The new address, which is currently being prepared for the family, will also mean that Mrs Aldous’s teenage children James, 13, and Laura, 15, can still attend their current school.
Mrs Aldous said: “I am getting a bit stressed trying to get everything ready for when he comes home.
“We didn’t think it would be so soon and I don’t like the idea of him returning with all our things in boxes – there will be even less room.”
Mr Aldous’s release date has also been brought forward after doctors judged nerve damage in his left arm was repairing naturally and did not require another operation.

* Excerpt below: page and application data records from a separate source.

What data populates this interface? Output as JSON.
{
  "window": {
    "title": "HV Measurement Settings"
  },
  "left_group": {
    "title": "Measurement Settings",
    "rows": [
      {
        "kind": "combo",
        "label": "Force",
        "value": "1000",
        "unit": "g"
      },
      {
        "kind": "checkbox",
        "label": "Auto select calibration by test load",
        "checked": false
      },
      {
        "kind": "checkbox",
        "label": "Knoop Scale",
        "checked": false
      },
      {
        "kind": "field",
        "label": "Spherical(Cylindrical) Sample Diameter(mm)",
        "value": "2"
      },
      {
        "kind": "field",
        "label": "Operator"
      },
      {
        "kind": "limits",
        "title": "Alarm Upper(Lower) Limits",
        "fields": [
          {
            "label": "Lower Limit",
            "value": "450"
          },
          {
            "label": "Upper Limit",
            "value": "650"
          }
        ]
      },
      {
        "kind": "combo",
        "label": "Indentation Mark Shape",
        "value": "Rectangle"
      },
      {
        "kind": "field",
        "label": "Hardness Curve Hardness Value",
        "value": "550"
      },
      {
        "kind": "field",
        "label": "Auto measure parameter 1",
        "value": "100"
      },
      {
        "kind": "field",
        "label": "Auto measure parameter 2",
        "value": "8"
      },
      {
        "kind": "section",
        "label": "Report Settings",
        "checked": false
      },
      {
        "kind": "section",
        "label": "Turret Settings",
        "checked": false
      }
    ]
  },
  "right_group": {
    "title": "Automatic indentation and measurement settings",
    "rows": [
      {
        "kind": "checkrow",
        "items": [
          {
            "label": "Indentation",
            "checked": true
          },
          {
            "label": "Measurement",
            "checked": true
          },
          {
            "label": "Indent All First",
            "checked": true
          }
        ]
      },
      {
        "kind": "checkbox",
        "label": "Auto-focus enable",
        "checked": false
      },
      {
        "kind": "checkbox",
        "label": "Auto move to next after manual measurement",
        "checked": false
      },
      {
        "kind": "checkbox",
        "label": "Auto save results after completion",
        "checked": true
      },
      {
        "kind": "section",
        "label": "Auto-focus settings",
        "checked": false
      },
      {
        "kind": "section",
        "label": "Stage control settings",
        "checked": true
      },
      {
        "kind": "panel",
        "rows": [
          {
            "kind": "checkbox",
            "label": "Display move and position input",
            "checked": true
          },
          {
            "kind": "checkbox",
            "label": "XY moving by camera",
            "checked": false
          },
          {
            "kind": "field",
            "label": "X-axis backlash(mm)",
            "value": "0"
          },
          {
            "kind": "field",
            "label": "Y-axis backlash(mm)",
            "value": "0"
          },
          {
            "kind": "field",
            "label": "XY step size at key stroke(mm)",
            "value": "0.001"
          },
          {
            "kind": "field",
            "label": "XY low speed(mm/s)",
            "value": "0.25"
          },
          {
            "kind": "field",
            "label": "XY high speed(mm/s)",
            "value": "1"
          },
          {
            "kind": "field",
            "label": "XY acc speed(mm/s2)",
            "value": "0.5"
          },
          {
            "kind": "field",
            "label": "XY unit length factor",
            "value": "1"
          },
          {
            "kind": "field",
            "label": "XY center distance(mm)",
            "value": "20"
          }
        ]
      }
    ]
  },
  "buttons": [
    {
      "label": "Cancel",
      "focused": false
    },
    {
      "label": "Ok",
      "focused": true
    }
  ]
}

The Calor Gas worker, who was impaled in the accident, had his left leg amputated at the hip and suffered broken ribs.
He also suffered a punctured lung, a leg fracture, damage to his pelvis, spleen and kidneys, and faces spending the rest of his life in a wheelchair.
Doctors who worked to save him used 81 pints of blood during his treatment.
A spokeswoman for St Edmundsbury Borough Council said they were pleased to assist Mr Aldous’s family.
“We are very pleased that suitable accommodation became available for Mr Aldous,” she said.
“There is a shortage of social housing which has been adapted for people with disabilities, particularly larger bungalows.
“We would urge anyone living in this type of home who no longer needs it, to contact us so it can be allocated to someone who does.”